= Beginning of Section =

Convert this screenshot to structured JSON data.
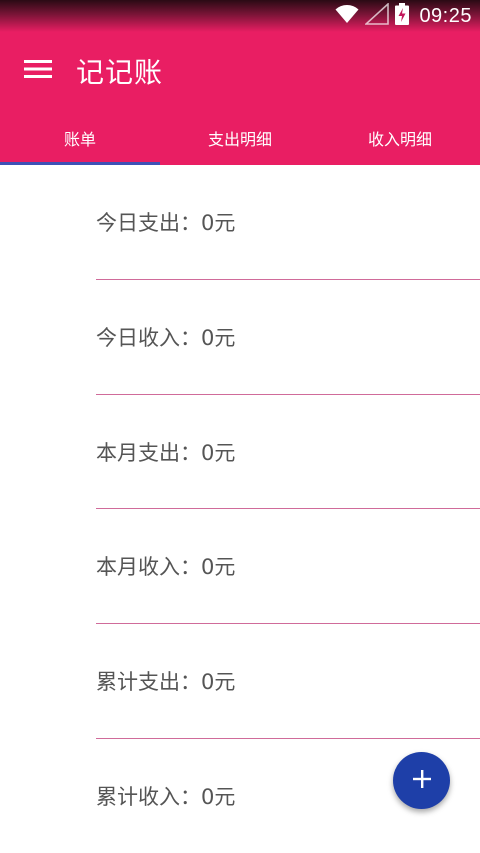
{
  "status_bar": {
    "time": "09:25",
    "icons": [
      "wifi-icon",
      "signal-icon",
      "battery-charging-icon"
    ]
  },
  "toolbar": {
    "menu_icon": "menu-icon",
    "title": "记记账"
  },
  "tabs": [
    {
      "label": "账单",
      "active": true
    },
    {
      "label": "支出明细",
      "active": false
    },
    {
      "label": "收入明细",
      "active": false
    }
  ],
  "summary": [
    {
      "label": "今日支出：0元"
    },
    {
      "label": "今日收入：0元"
    },
    {
      "label": "本月支出：0元"
    },
    {
      "label": "本月收入：0元"
    },
    {
      "label": "累计支出：0元"
    },
    {
      "label": "累计收入：0元"
    }
  ],
  "fab": {
    "icon": "plus-icon"
  },
  "colors": {
    "primary": "#e91e63",
    "tab_indicator": "#3f51b5",
    "fab": "#1e3fa8",
    "divider": "#d06b9a"
  }
}
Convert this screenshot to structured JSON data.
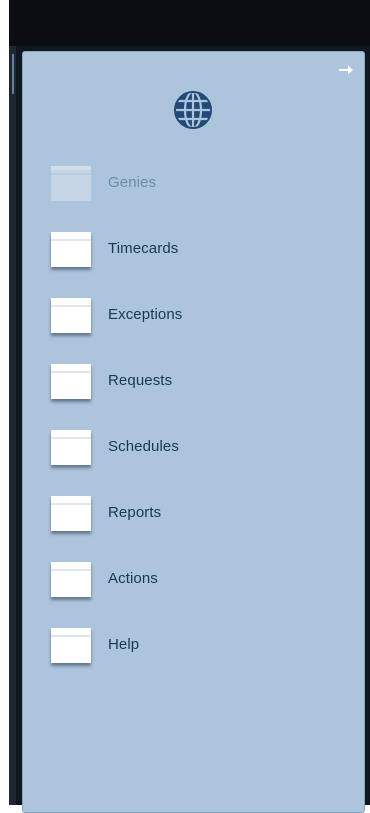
{
  "nav": {
    "items": [
      {
        "label": "Genies",
        "state": "disabled"
      },
      {
        "label": "Timecards",
        "state": "enabled"
      },
      {
        "label": "Exceptions",
        "state": "enabled"
      },
      {
        "label": "Requests",
        "state": "enabled"
      },
      {
        "label": "Schedules",
        "state": "enabled"
      },
      {
        "label": "Reports",
        "state": "enabled"
      },
      {
        "label": "Actions",
        "state": "enabled"
      },
      {
        "label": "Help",
        "state": "enabled"
      }
    ]
  },
  "icons": {
    "expand": "arrow-right-icon",
    "home": "globe-icon",
    "nav_item": "window-icon"
  },
  "colors": {
    "panel_background": "#adc5dc",
    "label_text": "#1b3554",
    "disabled_label_text": "#6f89a6",
    "top_bar": "#0b0d12"
  }
}
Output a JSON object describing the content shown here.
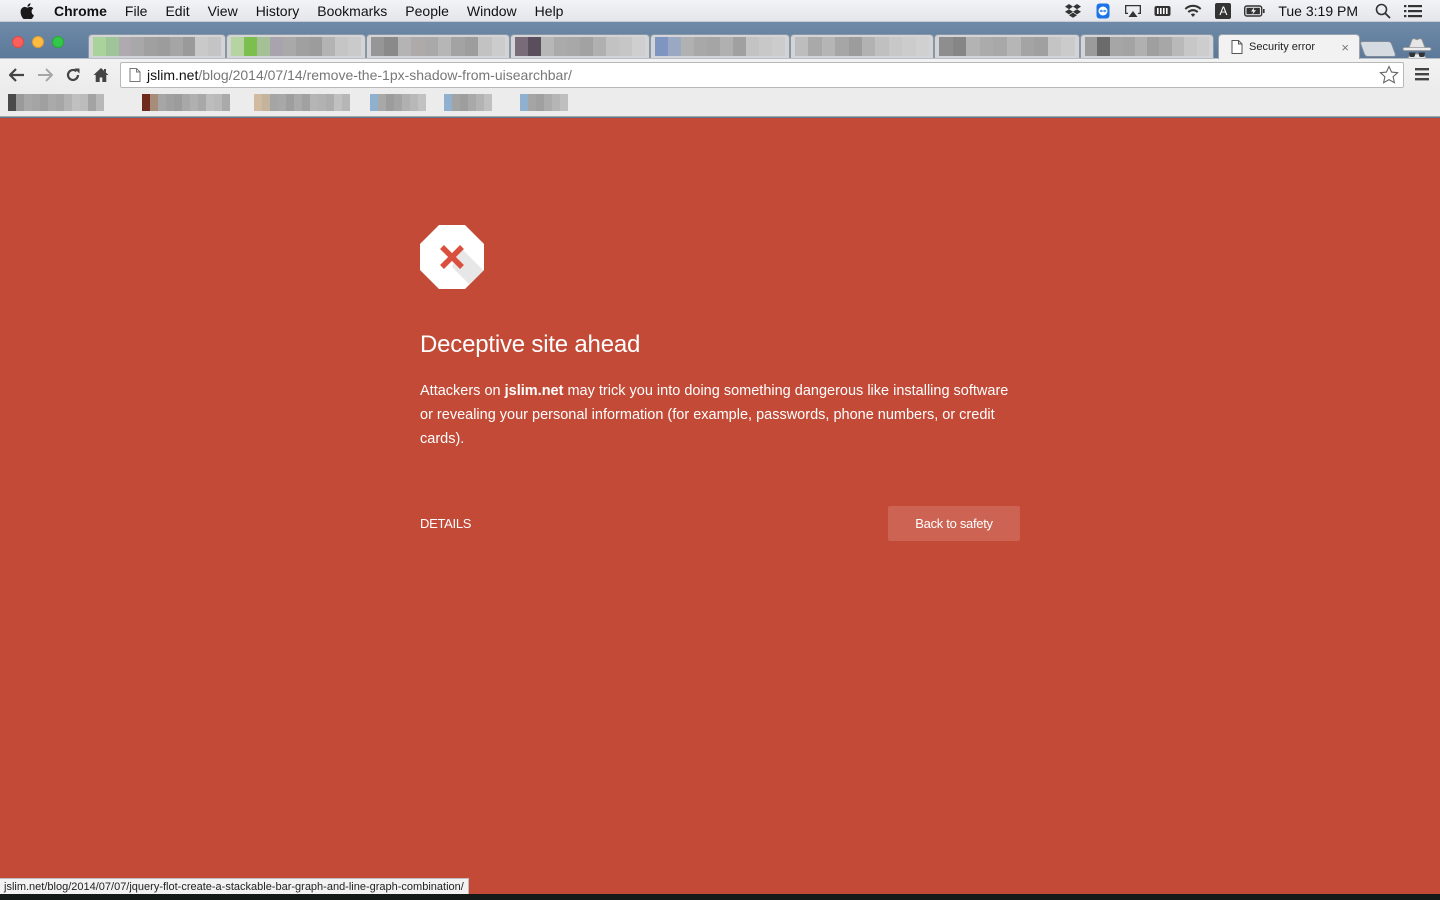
{
  "menubar": {
    "app_name": "Chrome",
    "items": [
      "File",
      "Edit",
      "View",
      "History",
      "Bookmarks",
      "People",
      "Window",
      "Help"
    ],
    "status_icons": [
      "dropbox-icon",
      "teamviewer-icon",
      "airplay-icon",
      "battery-meter-icon",
      "wifi-icon",
      "input-source-icon",
      "battery-charging-icon"
    ],
    "input_source_label": "A",
    "clock": "Tue 3:19 PM",
    "spotlight_icon": "search-icon",
    "notification_icon": "list-icon"
  },
  "browser": {
    "tabs": [
      {
        "label": "",
        "blurred": true,
        "colors": [
          "#a9d39a",
          "#9fc49a",
          "#b0aab0",
          "#a8a8a8",
          "#a0a0a0",
          "#9c9c9c",
          "#a5a5a5",
          "#9a9a9a",
          "#c9c9c9",
          "#c4c4c4"
        ]
      },
      {
        "label": "",
        "blurred": true,
        "colors": [
          "#b5d4a2",
          "#7dbf4f",
          "#a5c096",
          "#a8a3ad",
          "#a9a9a9",
          "#a0a0a0",
          "#9c9c9c",
          "#b3b3b3",
          "#c5c5c5",
          "#cacaca"
        ]
      },
      {
        "label": "",
        "blurred": true,
        "colors": [
          "#969696",
          "#8a8a8a",
          "#b4b4b4",
          "#aeaaaa",
          "#a9a9a9",
          "#b6b6b6",
          "#a3a3a3",
          "#9d9d9d",
          "#c2c2c2",
          "#cccccc"
        ]
      },
      {
        "label": "",
        "blurred": true,
        "colors": [
          "#7a6b78",
          "#5b4e5c",
          "#b7b7b7",
          "#aaaaaa",
          "#a8a8a8",
          "#a2a2a2",
          "#b0b0b0",
          "#c2c2c2",
          "#c6c6c6",
          "#cfcfcf"
        ]
      },
      {
        "label": "",
        "blurred": true,
        "colors": [
          "#7d95c0",
          "#9aa8c4",
          "#b1b1b1",
          "#a8a8a8",
          "#a5a5a5",
          "#b0b0b0",
          "#a0a0a0",
          "#c3c3c3",
          "#c8c8c8",
          "#cccccc"
        ]
      },
      {
        "label": "",
        "blurred": true,
        "colors": [
          "#bdbdbd",
          "#a9a9a9",
          "#b5b5b5",
          "#a6a6a6",
          "#9c9c9c",
          "#b2b2b2",
          "#c0c0c0",
          "#c8c8c8",
          "#cccccc",
          "#d0d0d0"
        ]
      },
      {
        "label": "",
        "blurred": true,
        "colors": [
          "#8e8e8e",
          "#868686",
          "#b3b3b3",
          "#ababab",
          "#a8a8a8",
          "#b6b6b6",
          "#a4a4a4",
          "#a0a0a0",
          "#c4c4c4",
          "#cbcbcb"
        ]
      },
      {
        "label": "",
        "blurred": true,
        "colors": [
          "#9b9b9b",
          "#6b6b6b",
          "#a6a6a6",
          "#a3a3a3",
          "#b0b0b0",
          "#9f9f9f",
          "#a7a7a7",
          "#b9b9b9",
          "#c7c7c7",
          "#cdcdcd"
        ]
      }
    ],
    "active_tab": {
      "label": "Security error",
      "icon": "page-icon",
      "close": "×"
    },
    "url_host": "jslim.net",
    "url_path": "/blog/2014/07/14/remove-the-1px-shadow-from-uisearchbar/",
    "bookmarks": [
      {
        "colors": [
          "#4a4a4a",
          "#9a9a9a",
          "#a8a8a8",
          "#a5a5a5",
          "#a0a0a0",
          "#aaaaaa",
          "#a6a6a6",
          "#b3b3b3",
          "#c0c0c0",
          "#bcbcbc",
          "#a3a3a3",
          "#b8b8b8"
        ]
      },
      {
        "colors": [
          "#6e2a1a",
          "#a78c7a",
          "#a6a6a6",
          "#a0a0a0",
          "#9c9c9c",
          "#a8a8a8",
          "#b0b0b0",
          "#a8a8a8",
          "#bdbdbd",
          "#b9b9b9",
          "#aaaaaa"
        ]
      },
      {
        "colors": [
          "#d1bba0",
          "#c4b49e",
          "#a5a5a5",
          "#a8a8a8",
          "#9e9e9e",
          "#aaaaaa",
          "#a1a1a1",
          "#b5b5b5",
          "#b2b2b2",
          "#adadad",
          "#c0c0c0",
          "#b6b6b6"
        ]
      },
      {
        "colors": [
          "#8fb0cf",
          "#a8a8a8",
          "#9c9c9c",
          "#a4a4a4",
          "#b0b0b0",
          "#b8b8b8",
          "#c2c2c2"
        ]
      },
      {
        "colors": [
          "#8fb0cf",
          "#a3a3a3",
          "#9e9e9e",
          "#a9a9a9",
          "#b3b3b3",
          "#c0c0c0"
        ]
      },
      {
        "colors": [
          "#8fb0cf",
          "#a5a5a5",
          "#a0a0a0",
          "#acacac",
          "#b5b5b5",
          "#bfbfbf"
        ]
      }
    ],
    "status_url": "jslim.net/blog/2014/07/07/jquery-flot-create-a-stackable-bar-graph-and-line-graph-combination/"
  },
  "interstitial": {
    "background_color": "#c24a37",
    "icon": "stop-sign-x-icon",
    "heading": "Deceptive site ahead",
    "message_prefix": "Attackers on ",
    "message_host": "jslim.net",
    "message_suffix": " may trick you into doing something dangerous like installing software or revealing your personal information (for example, passwords, phone numbers, or credit cards).",
    "details_label": "DETAILS",
    "primary_button_label": "Back to safety"
  }
}
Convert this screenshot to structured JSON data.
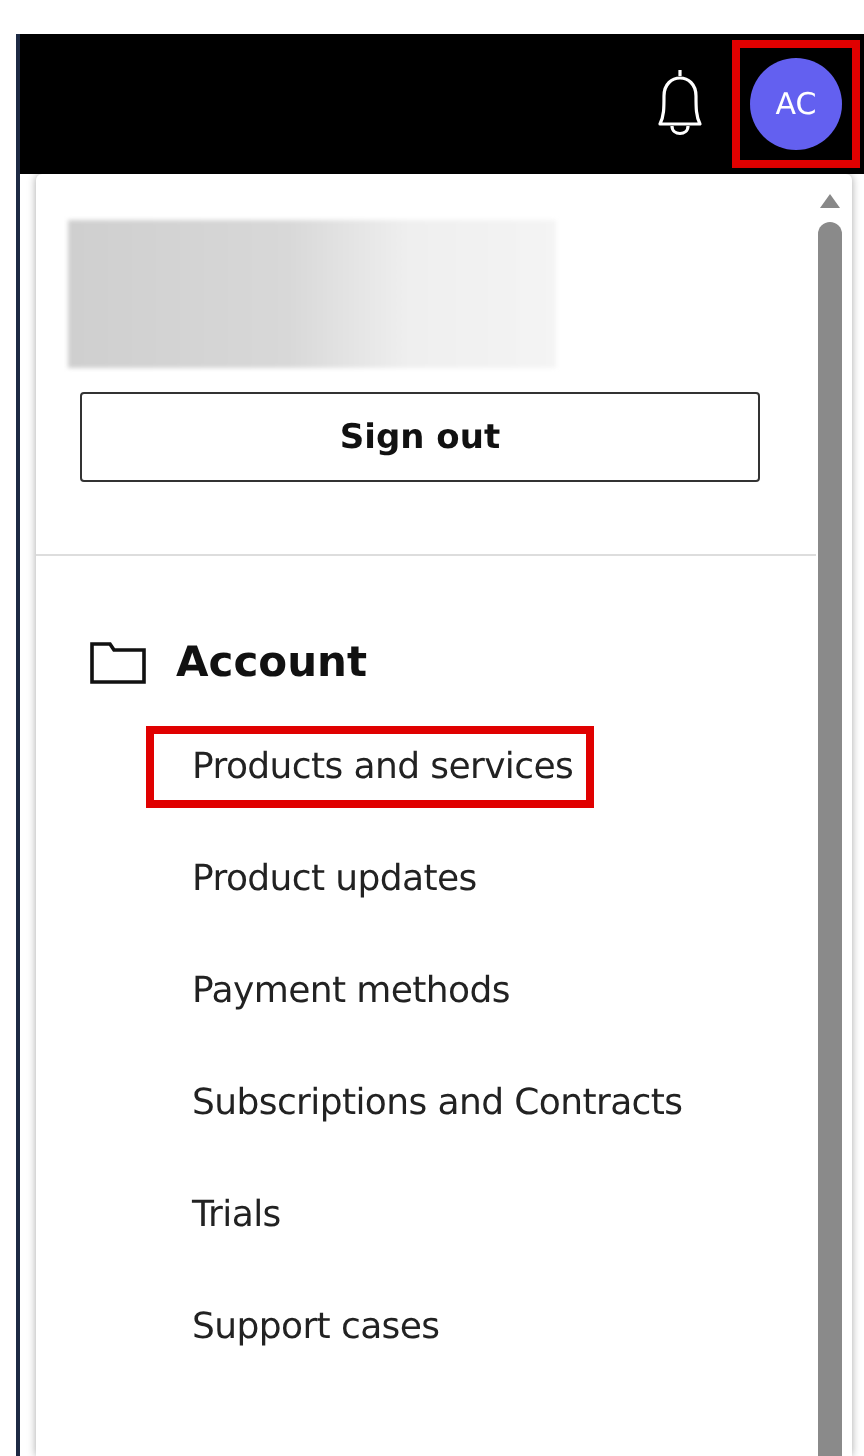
{
  "header": {
    "avatar": {
      "initials": "AC",
      "highlighted": true
    }
  },
  "account_menu": {
    "sign_out": "Sign out",
    "section": {
      "label": "Account"
    },
    "items": [
      {
        "label": "Products and services",
        "highlighted": true
      },
      {
        "label": "Product updates",
        "highlighted": false
      },
      {
        "label": "Payment methods",
        "highlighted": false
      },
      {
        "label": "Subscriptions and Contracts",
        "highlighted": false
      },
      {
        "label": "Trials",
        "highlighted": false
      },
      {
        "label": "Support cases",
        "highlighted": false
      }
    ]
  }
}
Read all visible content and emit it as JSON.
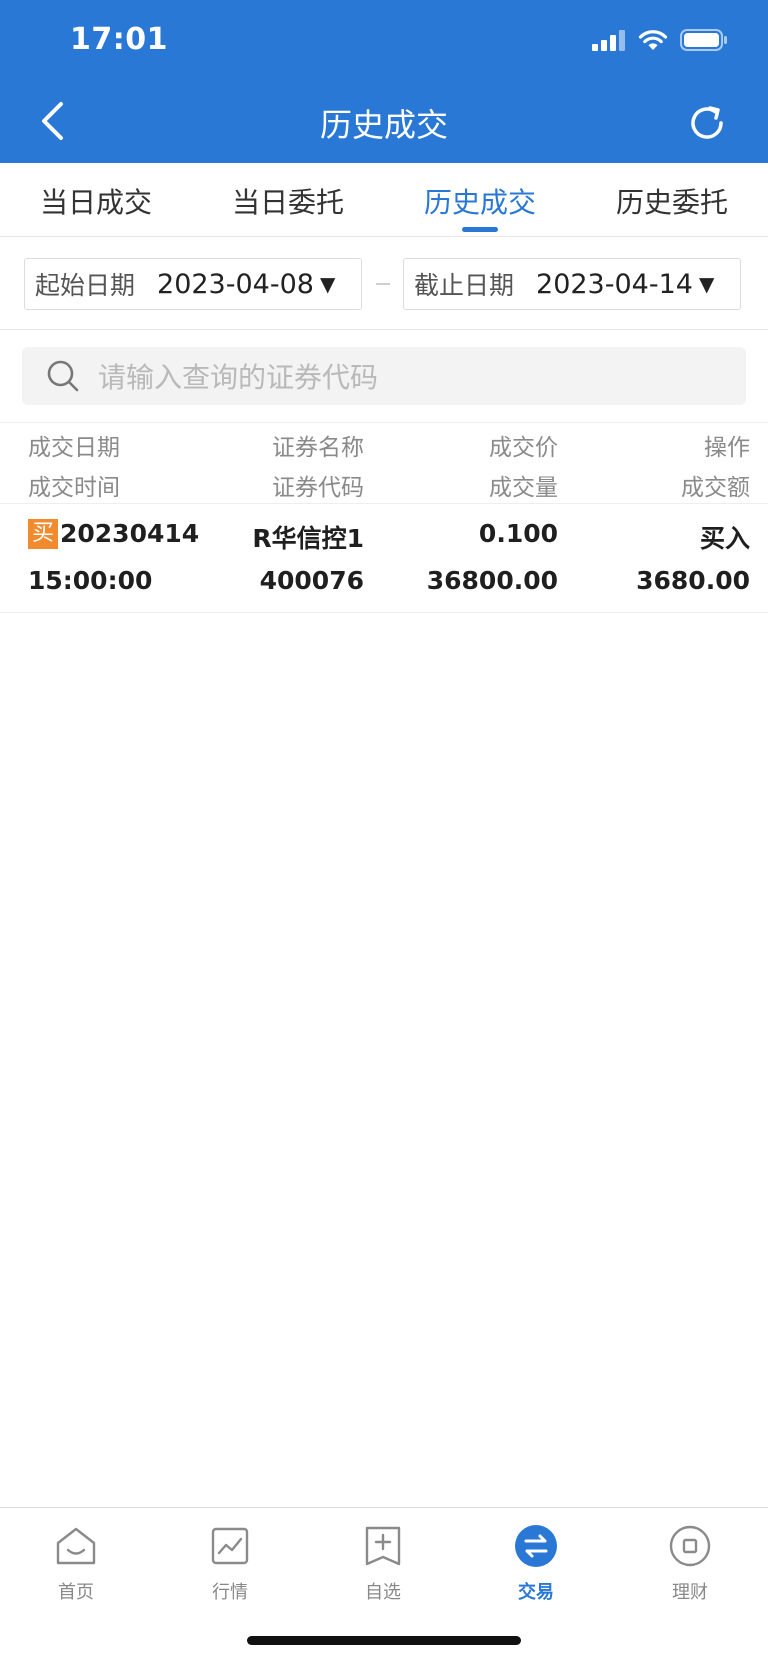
{
  "status_bar": {
    "time": "17:01"
  },
  "nav": {
    "title": "历史成交"
  },
  "tabs": [
    {
      "label": "当日成交",
      "active": false
    },
    {
      "label": "当日委托",
      "active": false
    },
    {
      "label": "历史成交",
      "active": true
    },
    {
      "label": "历史委托",
      "active": false
    }
  ],
  "date_range": {
    "start_label": "起始日期",
    "start_value": "2023-04-08",
    "end_label": "截止日期",
    "end_value": "2023-04-14"
  },
  "search": {
    "placeholder": "请输入查询的证券代码"
  },
  "table": {
    "headers": {
      "row1": [
        "成交日期",
        "证券名称",
        "成交价",
        "操作"
      ],
      "row2": [
        "成交时间",
        "证券代码",
        "成交量",
        "成交额"
      ]
    },
    "rows": [
      {
        "badge": "买",
        "date": "20230414",
        "name": "R华信控1",
        "price": "0.100",
        "action": "买入",
        "time": "15:00:00",
        "code": "400076",
        "volume": "36800.00",
        "amount": "3680.00"
      }
    ]
  },
  "bottom_nav": [
    {
      "label": "首页",
      "icon": "home-icon",
      "active": false
    },
    {
      "label": "行情",
      "icon": "chart-icon",
      "active": false
    },
    {
      "label": "自选",
      "icon": "add-bookmark-icon",
      "active": false
    },
    {
      "label": "交易",
      "icon": "swap-icon",
      "active": true
    },
    {
      "label": "理财",
      "icon": "coin-icon",
      "active": false
    }
  ],
  "colors": {
    "primary": "#2a78d5",
    "buy_badge": "#f28a2e"
  }
}
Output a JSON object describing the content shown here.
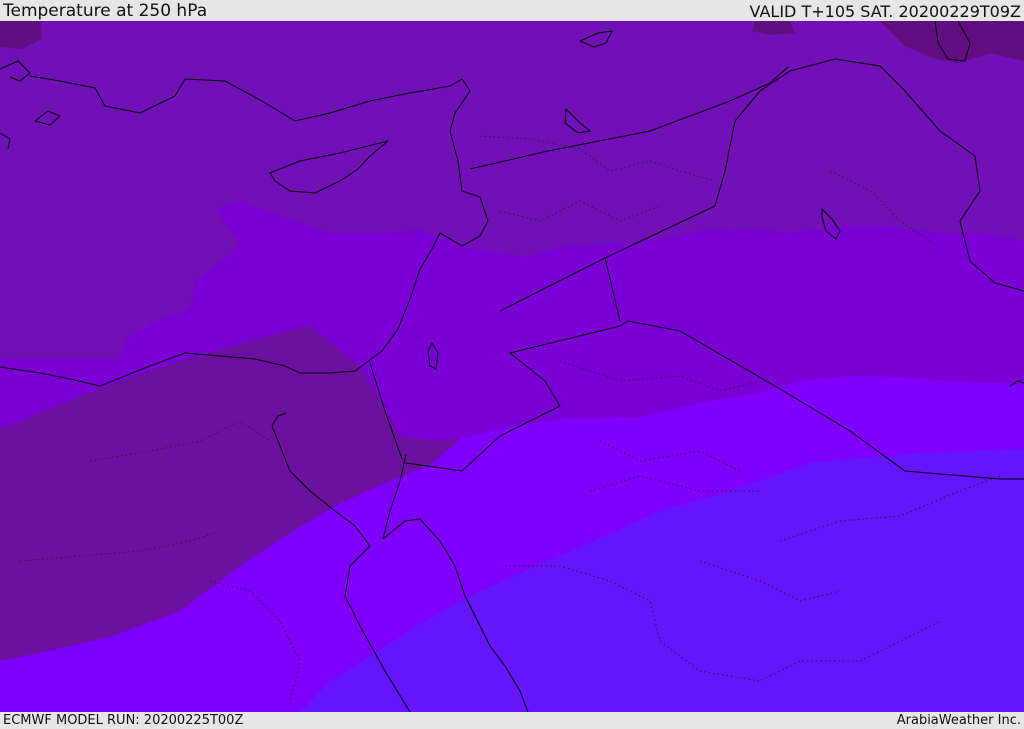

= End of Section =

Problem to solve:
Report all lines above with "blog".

Solution below:
    "url_path": "/blog/2014/07/14/remove-the-1px-shadow-from-uisearchbar/",
    "status_url": "jslim.net/blog/2014/07/07/jquery-flot-create-a-stackable-bar-graph-and-line-graph-combination/"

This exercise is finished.